BEGIN PROVIDED ENTRIES
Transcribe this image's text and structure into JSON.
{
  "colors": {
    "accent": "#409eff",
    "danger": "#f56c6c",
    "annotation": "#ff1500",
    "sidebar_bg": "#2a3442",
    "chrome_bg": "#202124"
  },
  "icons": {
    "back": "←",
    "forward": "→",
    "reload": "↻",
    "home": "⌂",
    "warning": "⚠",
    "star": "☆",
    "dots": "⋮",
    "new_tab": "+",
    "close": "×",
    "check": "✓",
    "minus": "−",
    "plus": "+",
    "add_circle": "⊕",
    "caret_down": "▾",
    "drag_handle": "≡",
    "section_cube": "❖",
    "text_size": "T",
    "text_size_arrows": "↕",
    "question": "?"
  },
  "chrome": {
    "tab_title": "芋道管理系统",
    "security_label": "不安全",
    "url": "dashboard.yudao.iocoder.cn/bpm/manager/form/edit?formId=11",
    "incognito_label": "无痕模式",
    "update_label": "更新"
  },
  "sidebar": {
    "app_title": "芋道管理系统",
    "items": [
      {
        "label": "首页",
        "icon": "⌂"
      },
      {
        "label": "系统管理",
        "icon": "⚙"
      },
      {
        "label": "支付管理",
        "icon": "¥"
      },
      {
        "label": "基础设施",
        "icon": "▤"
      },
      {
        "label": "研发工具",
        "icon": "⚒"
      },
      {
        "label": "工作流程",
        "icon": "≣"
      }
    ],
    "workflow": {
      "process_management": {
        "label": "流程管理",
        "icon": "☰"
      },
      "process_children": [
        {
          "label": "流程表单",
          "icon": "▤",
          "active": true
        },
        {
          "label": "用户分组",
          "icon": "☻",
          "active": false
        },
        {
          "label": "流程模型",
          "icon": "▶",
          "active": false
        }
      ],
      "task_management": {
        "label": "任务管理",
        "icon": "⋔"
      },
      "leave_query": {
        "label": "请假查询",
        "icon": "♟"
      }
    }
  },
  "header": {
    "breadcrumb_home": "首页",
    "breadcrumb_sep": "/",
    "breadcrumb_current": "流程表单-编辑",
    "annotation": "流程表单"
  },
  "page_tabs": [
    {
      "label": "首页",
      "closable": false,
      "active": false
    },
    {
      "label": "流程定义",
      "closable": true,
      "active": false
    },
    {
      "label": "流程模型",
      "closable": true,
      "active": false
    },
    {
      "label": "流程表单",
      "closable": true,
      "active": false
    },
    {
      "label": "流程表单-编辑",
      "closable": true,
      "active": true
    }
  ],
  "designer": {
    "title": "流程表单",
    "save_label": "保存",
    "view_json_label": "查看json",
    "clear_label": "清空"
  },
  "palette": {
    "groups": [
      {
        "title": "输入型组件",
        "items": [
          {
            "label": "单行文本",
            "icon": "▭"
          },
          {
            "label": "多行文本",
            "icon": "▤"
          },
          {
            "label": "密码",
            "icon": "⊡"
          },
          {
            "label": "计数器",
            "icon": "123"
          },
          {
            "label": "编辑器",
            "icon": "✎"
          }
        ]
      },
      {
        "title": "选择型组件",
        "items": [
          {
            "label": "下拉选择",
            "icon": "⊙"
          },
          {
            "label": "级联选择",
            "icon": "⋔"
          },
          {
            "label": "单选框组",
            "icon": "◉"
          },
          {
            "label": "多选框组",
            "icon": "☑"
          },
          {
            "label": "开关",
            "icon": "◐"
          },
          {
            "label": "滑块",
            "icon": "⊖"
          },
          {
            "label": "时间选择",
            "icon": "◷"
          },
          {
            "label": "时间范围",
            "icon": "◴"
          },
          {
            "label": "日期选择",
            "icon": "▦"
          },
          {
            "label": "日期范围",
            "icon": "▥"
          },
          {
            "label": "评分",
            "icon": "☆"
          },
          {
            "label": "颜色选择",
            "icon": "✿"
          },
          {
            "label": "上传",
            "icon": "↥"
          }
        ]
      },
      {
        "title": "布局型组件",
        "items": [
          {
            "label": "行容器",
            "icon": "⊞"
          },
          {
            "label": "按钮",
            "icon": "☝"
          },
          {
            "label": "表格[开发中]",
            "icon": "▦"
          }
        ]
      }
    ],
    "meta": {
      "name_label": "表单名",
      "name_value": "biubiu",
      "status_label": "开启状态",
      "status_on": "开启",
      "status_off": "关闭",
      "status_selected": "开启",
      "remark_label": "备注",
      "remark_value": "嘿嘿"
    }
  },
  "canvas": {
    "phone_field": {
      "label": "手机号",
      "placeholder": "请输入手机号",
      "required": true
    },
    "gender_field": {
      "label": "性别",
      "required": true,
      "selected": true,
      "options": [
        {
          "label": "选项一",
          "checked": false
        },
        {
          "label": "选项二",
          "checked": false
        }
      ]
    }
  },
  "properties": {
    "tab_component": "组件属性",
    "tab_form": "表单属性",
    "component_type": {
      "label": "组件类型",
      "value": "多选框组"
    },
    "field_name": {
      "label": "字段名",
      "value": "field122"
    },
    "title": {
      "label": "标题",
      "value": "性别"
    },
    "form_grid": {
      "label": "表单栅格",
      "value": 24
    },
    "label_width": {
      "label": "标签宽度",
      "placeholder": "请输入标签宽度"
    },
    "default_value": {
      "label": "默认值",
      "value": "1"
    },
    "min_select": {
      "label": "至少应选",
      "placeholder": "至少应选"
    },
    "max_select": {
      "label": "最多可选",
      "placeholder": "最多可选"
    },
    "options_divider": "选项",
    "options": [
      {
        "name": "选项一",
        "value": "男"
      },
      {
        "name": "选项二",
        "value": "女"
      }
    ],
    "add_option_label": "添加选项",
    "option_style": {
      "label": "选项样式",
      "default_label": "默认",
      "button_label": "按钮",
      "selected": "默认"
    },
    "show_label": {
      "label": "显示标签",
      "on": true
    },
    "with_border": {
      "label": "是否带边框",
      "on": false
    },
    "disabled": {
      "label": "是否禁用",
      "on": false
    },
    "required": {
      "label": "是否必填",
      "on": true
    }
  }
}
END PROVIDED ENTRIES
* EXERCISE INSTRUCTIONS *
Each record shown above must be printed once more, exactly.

* RESPONSE TO THE TASK *
Transcribe this image's text and structure into JSON.
{
  "colors": {
    "accent": "#409eff",
    "danger": "#f56c6c",
    "annotation": "#ff1500",
    "sidebar_bg": "#2a3442",
    "chrome_bg": "#202124"
  },
  "icons": {
    "back": "←",
    "forward": "→",
    "reload": "↻",
    "home": "⌂",
    "warning": "⚠",
    "star": "☆",
    "dots": "⋮",
    "new_tab": "+",
    "close": "×",
    "check": "✓",
    "minus": "−",
    "plus": "+",
    "add_circle": "⊕",
    "caret_down": "▾",
    "drag_handle": "≡",
    "section_cube": "❖",
    "text_size": "T",
    "text_size_arrows": "↕",
    "question": "?"
  },
  "chrome": {
    "tab_title": "芋道管理系统",
    "security_label": "不安全",
    "url": "dashboard.yudao.iocoder.cn/bpm/manager/form/edit?formId=11",
    "incognito_label": "无痕模式",
    "update_label": "更新"
  },
  "sidebar": {
    "app_title": "芋道管理系统",
    "items": [
      {
        "label": "首页",
        "icon": "⌂"
      },
      {
        "label": "系统管理",
        "icon": "⚙"
      },
      {
        "label": "支付管理",
        "icon": "¥"
      },
      {
        "label": "基础设施",
        "icon": "▤"
      },
      {
        "label": "研发工具",
        "icon": "⚒"
      },
      {
        "label": "工作流程",
        "icon": "≣"
      }
    ],
    "workflow": {
      "process_management": {
        "label": "流程管理",
        "icon": "☰"
      },
      "process_children": [
        {
          "label": "流程表单",
          "icon": "▤",
          "active": true
        },
        {
          "label": "用户分组",
          "icon": "☻",
          "active": false
        },
        {
          "label": "流程模型",
          "icon": "▶",
          "active": false
        }
      ],
      "task_management": {
        "label": "任务管理",
        "icon": "⋔"
      },
      "leave_query": {
        "label": "请假查询",
        "icon": "♟"
      }
    }
  },
  "header": {
    "breadcrumb_home": "首页",
    "breadcrumb_sep": "/",
    "breadcrumb_current": "流程表单-编辑",
    "annotation": "流程表单"
  },
  "page_tabs": [
    {
      "label": "首页",
      "closable": false,
      "active": false
    },
    {
      "label": "流程定义",
      "closable": true,
      "active": false
    },
    {
      "label": "流程模型",
      "closable": true,
      "active": false
    },
    {
      "label": "流程表单",
      "closable": true,
      "active": false
    },
    {
      "label": "流程表单-编辑",
      "closable": true,
      "active": true
    }
  ],
  "designer": {
    "title": "流程表单",
    "save_label": "保存",
    "view_json_label": "查看json",
    "clear_label": "清空"
  },
  "palette": {
    "groups": [
      {
        "title": "输入型组件",
        "items": [
          {
            "label": "单行文本",
            "icon": "▭"
          },
          {
            "label": "多行文本",
            "icon": "▤"
          },
          {
            "label": "密码",
            "icon": "⊡"
          },
          {
            "label": "计数器",
            "icon": "123"
          },
          {
            "label": "编辑器",
            "icon": "✎"
          }
        ]
      },
      {
        "title": "选择型组件",
        "items": [
          {
            "label": "下拉选择",
            "icon": "⊙"
          },
          {
            "label": "级联选择",
            "icon": "⋔"
          },
          {
            "label": "单选框组",
            "icon": "◉"
          },
          {
            "label": "多选框组",
            "icon": "☑"
          },
          {
            "label": "开关",
            "icon": "◐"
          },
          {
            "label": "滑块",
            "icon": "⊖"
          },
          {
            "label": "时间选择",
            "icon": "◷"
          },
          {
            "label": "时间范围",
            "icon": "◴"
          },
          {
            "label": "日期选择",
            "icon": "▦"
          },
          {
            "label": "日期范围",
            "icon": "▥"
          },
          {
            "label": "评分",
            "icon": "☆"
          },
          {
            "label": "颜色选择",
            "icon": "✿"
          },
          {
            "label": "上传",
            "icon": "↥"
          }
        ]
      },
      {
        "title": "布局型组件",
        "items": [
          {
            "label": "行容器",
            "icon": "⊞"
          },
          {
            "label": "按钮",
            "icon": "☝"
          },
          {
            "label": "表格[开发中]",
            "icon": "▦"
          }
        ]
      }
    ],
    "meta": {
      "name_label": "表单名",
      "name_value": "biubiu",
      "status_label": "开启状态",
      "status_on": "开启",
      "status_off": "关闭",
      "status_selected": "开启",
      "remark_label": "备注",
      "remark_value": "嘿嘿"
    }
  },
  "canvas": {
    "phone_field": {
      "label": "手机号",
      "placeholder": "请输入手机号",
      "required": true
    },
    "gender_field": {
      "label": "性别",
      "required": true,
      "selected": true,
      "options": [
        {
          "label": "选项一",
          "checked": false
        },
        {
          "label": "选项二",
          "checked": false
        }
      ]
    }
  },
  "properties": {
    "tab_component": "组件属性",
    "tab_form": "表单属性",
    "component_type": {
      "label": "组件类型",
      "value": "多选框组"
    },
    "field_name": {
      "label": "字段名",
      "value": "field122"
    },
    "title": {
      "label": "标题",
      "value": "性别"
    },
    "form_grid": {
      "label": "表单栅格",
      "value": 24
    },
    "label_width": {
      "label": "标签宽度",
      "placeholder": "请输入标签宽度"
    },
    "default_value": {
      "label": "默认值",
      "value": "1"
    },
    "min_select": {
      "label": "至少应选",
      "placeholder": "至少应选"
    },
    "max_select": {
      "label": "最多可选",
      "placeholder": "最多可选"
    },
    "options_divider": "选项",
    "options": [
      {
        "name": "选项一",
        "value": "男"
      },
      {
        "name": "选项二",
        "value": "女"
      }
    ],
    "add_option_label": "添加选项",
    "option_style": {
      "label": "选项样式",
      "default_label": "默认",
      "button_label": "按钮",
      "selected": "默认"
    },
    "show_label": {
      "label": "显示标签",
      "on": true
    },
    "with_border": {
      "label": "是否带边框",
      "on": false
    },
    "disabled": {
      "label": "是否禁用",
      "on": false
    },
    "required": {
      "label": "是否必填",
      "on": true
    }
  }
}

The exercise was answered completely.